Both gross and net primary production are in units of mass per unit area per unit time interval. Terrestrial production[ edit ] An oak tree; a typical modern, terrestrial autotroph On the land, almost all primary production is now performed by vascular plantswith a small fraction coming from algae and non-vascular plants such as mosses and liverworts.
Before the evolution of vascular plants, non-vascular plants likely played a more significant role. Primary production on land is a function of many factors, but principally local hydrology and temperature the latter covaries to an extent with light, specifically photosynthetically active radiation PARthe source of energy for photosynthesis.
While plants cover much of the Earth's surface, they are strongly curtailed wherever temperatures are too extreme or where necessary plant resources principally water and PAR are limiting, such as deserts or polar regions. Water is "consumed" in plants by the processes of photosynthesis see above and transpiration.
Transpiration allows plants to transport water and mineral nutrients from the soil to growth regions, and also cools the plant. Diffusion of water vapour out of a leaf, the force that drives transpiration, is regulated by structures known as stomata. These structure also regulate the diffusion of carbon dioxide from the atmosphere into the leaf, such that decreasing water loss by partially closing stomata also decreases carbon dioxide gain.
Certain plants use alternative forms of photosynthesis, called Crassulacean acid metabolism CAM and C4. These employ physiological and anatomical adaptations to increase water-use efficiency and allow increased primary production to take place under conditions that would normally limit carbon fixation by C3 plants the majority of plant species.
Oceanic production[ edit ] Marine diatoms ; an example of planktonic microalgae In a reversal of the pattern on land, in the oceans, almost all photosynthesis is performed by algae, with a small fraction contributed by vascular plants and other groups.
Algae encompass a diverse range of organisms, ranging from single floating cells to attached seaweeds.Some organisms use chemosynthesis to survive.

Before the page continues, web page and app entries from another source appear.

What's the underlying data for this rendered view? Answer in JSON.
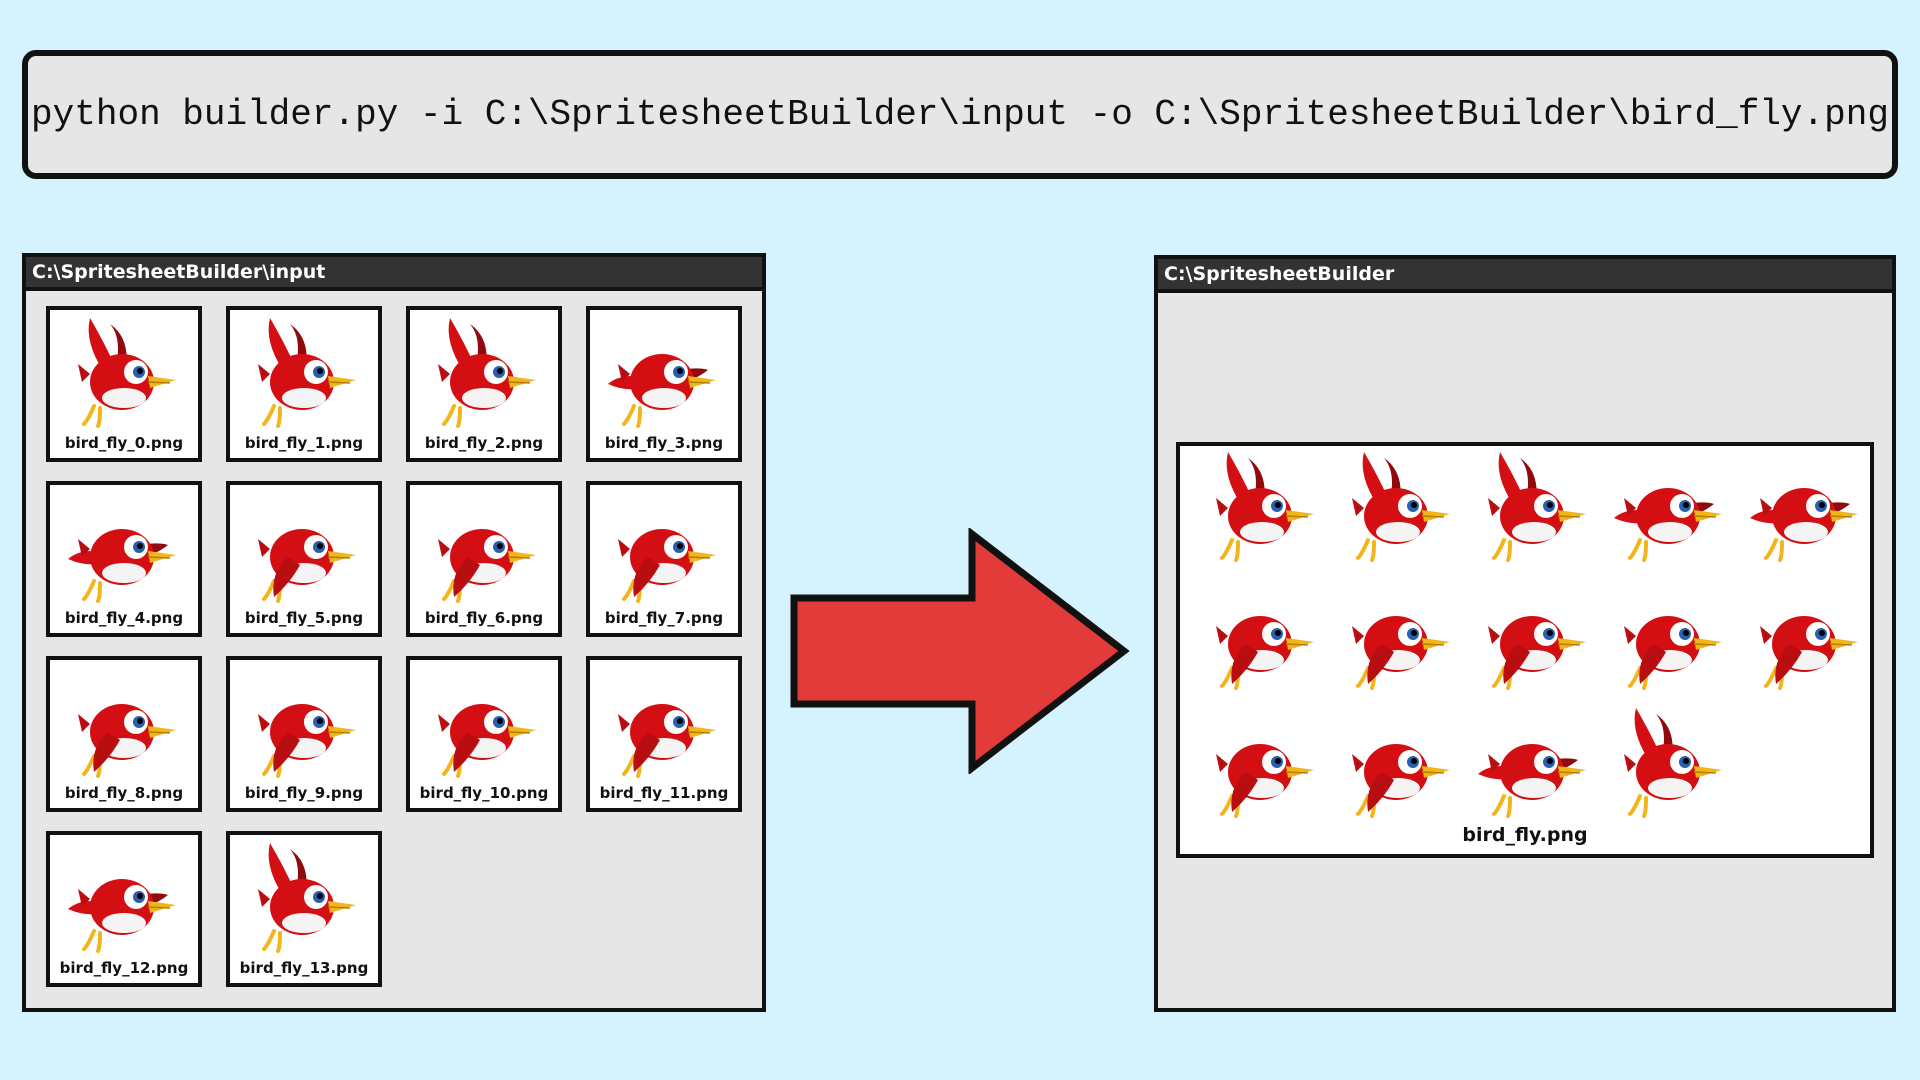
{
  "command": {
    "text": "python builder.py -i C:\\SpritesheetBuilder\\input -o C:\\SpritesheetBuilder\\bird_fly.png"
  },
  "input_window": {
    "title": "C:\\SpritesheetBuilder\\input",
    "files": [
      {
        "name": "bird_fly_0.png",
        "wing": "up"
      },
      {
        "name": "bird_fly_1.png",
        "wing": "up"
      },
      {
        "name": "bird_fly_2.png",
        "wing": "up"
      },
      {
        "name": "bird_fly_3.png",
        "wing": "mid"
      },
      {
        "name": "bird_fly_4.png",
        "wing": "mid"
      },
      {
        "name": "bird_fly_5.png",
        "wing": "down"
      },
      {
        "name": "bird_fly_6.png",
        "wing": "down"
      },
      {
        "name": "bird_fly_7.png",
        "wing": "down"
      },
      {
        "name": "bird_fly_8.png",
        "wing": "down"
      },
      {
        "name": "bird_fly_9.png",
        "wing": "down"
      },
      {
        "name": "bird_fly_10.png",
        "wing": "down"
      },
      {
        "name": "bird_fly_11.png",
        "wing": "down"
      },
      {
        "name": "bird_fly_12.png",
        "wing": "mid"
      },
      {
        "name": "bird_fly_13.png",
        "wing": "up"
      }
    ]
  },
  "output_window": {
    "title": "C:\\SpritesheetBuilder",
    "spritesheet_label": "bird_fly.png",
    "frame_count": 14
  },
  "colors": {
    "background": "#d4f3ff",
    "arrow": "#e33a3a",
    "bird_body": "#d40f14",
    "bird_wing_dark": "#8e0a0d",
    "beak": "#f2b51c",
    "eye_iris": "#2a5fb0"
  },
  "icons": {
    "sprite": "bird-sprite-icon",
    "arrow": "right-arrow-icon"
  }
}
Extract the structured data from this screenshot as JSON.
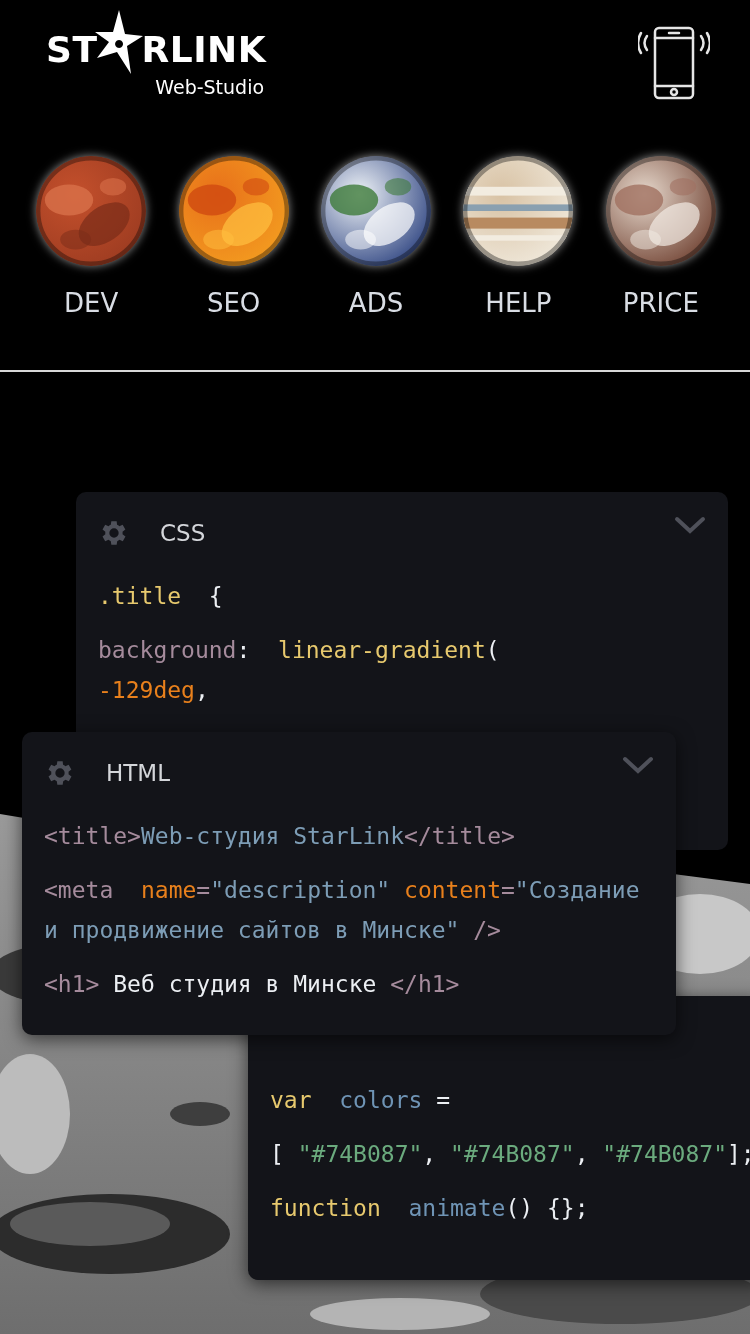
{
  "logo": {
    "left": "ST",
    "right": "RLINK",
    "subtitle": "Web-Studio"
  },
  "nav": [
    {
      "label": "DEV"
    },
    {
      "label": "SEO"
    },
    {
      "label": "ADS"
    },
    {
      "label": "HELP"
    },
    {
      "label": "PRICE"
    }
  ],
  "panels": [
    {
      "title": "CSS",
      "lines": [
        [
          [
            {
              "kind": "keyword",
              "text": ".title "
            },
            {
              "kind": "plain",
              "text": " {"
            }
          ]
        ],
        [
          [
            {
              "kind": "tag",
              "text": "background"
            },
            {
              "kind": "plain",
              "text": ":  "
            },
            {
              "kind": "keyword",
              "text": "linear-gradient"
            },
            {
              "kind": "plain",
              "text": "("
            }
          ],
          [
            {
              "kind": "number",
              "text": "-129deg"
            },
            {
              "kind": "plain",
              "text": ","
            }
          ]
        ]
      ]
    },
    {
      "title": "HTML",
      "lines": [
        [
          [
            {
              "kind": "tag",
              "text": "<title>"
            },
            {
              "kind": "text",
              "text": "Web-студия StarLink"
            },
            {
              "kind": "tag",
              "text": "</title>"
            }
          ]
        ],
        [
          [
            {
              "kind": "tag",
              "text": "<meta "
            },
            {
              "kind": "attr",
              "text": " name"
            },
            {
              "kind": "tag",
              "text": "="
            },
            {
              "kind": "text",
              "text": "\"description\""
            },
            {
              "kind": "attr",
              "text": " content"
            },
            {
              "kind": "tag",
              "text": "="
            },
            {
              "kind": "text",
              "text": "\"Создание"
            }
          ],
          [
            {
              "kind": "text",
              "text": "и продвижение сайтов в Минске\" "
            },
            {
              "kind": "tag",
              "text": "/>"
            }
          ]
        ],
        [
          [
            {
              "kind": "tag",
              "text": "<h1>"
            },
            {
              "kind": "plain",
              "text": " Веб студия в Минске "
            },
            {
              "kind": "tag",
              "text": "</h1>"
            }
          ]
        ]
      ]
    },
    {
      "lines": [
        [
          [
            {
              "kind": "keyword",
              "text": "var "
            },
            {
              "kind": "ident",
              "text": " colors"
            },
            {
              "kind": "plain",
              "text": " ="
            }
          ]
        ],
        [
          [
            {
              "kind": "plain",
              "text": "[ "
            },
            {
              "kind": "string",
              "text": "\"#74B087\""
            },
            {
              "kind": "plain",
              "text": ", "
            },
            {
              "kind": "string",
              "text": "\"#74B087\""
            },
            {
              "kind": "plain",
              "text": ", "
            },
            {
              "kind": "string",
              "text": "\"#74B087\""
            },
            {
              "kind": "plain",
              "text": "];"
            }
          ]
        ],
        [
          [
            {
              "kind": "keyword",
              "text": "function "
            },
            {
              "kind": "ident",
              "text": " animate"
            },
            {
              "kind": "plain",
              "text": "() {};"
            }
          ]
        ]
      ]
    }
  ]
}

where do they get their energy for this process - A deep sea community is which of the following represents chemosynthesis any community of organisms associated by a shared habitat in essay conclusion addiction paragraph drug the deep sea.
· In this lesson we will answer the question of which of the following represents chemosynthesis why big fierce animals are rare, and along the way we will learn to answer the following questions as well. Chemosynthesis By: Lucinda and Charlotte Laurence APES, SPRING Food Relationships What we are Loosing?
Merriam Webster Definition of Chemosynthesis Hydrothermal Vents What is Chemosynthesis? Each layer of the web represents a particular role in the movement of organic energy through the e their unusual nature, faunas based on chemosynthesis are tied together by food webs similar to those of better-known communities.
the following represents an example of aerobic cellular respiration? glucose + oxygen → water + carbon dioxide + energy Which of the following represents chemosynthesis?
In these communities, bacteria have special enzymes that allow them to form organic matter by chemosynthesis. These communities frequently have worms, clams, shrimp, and many other organisms clustered together.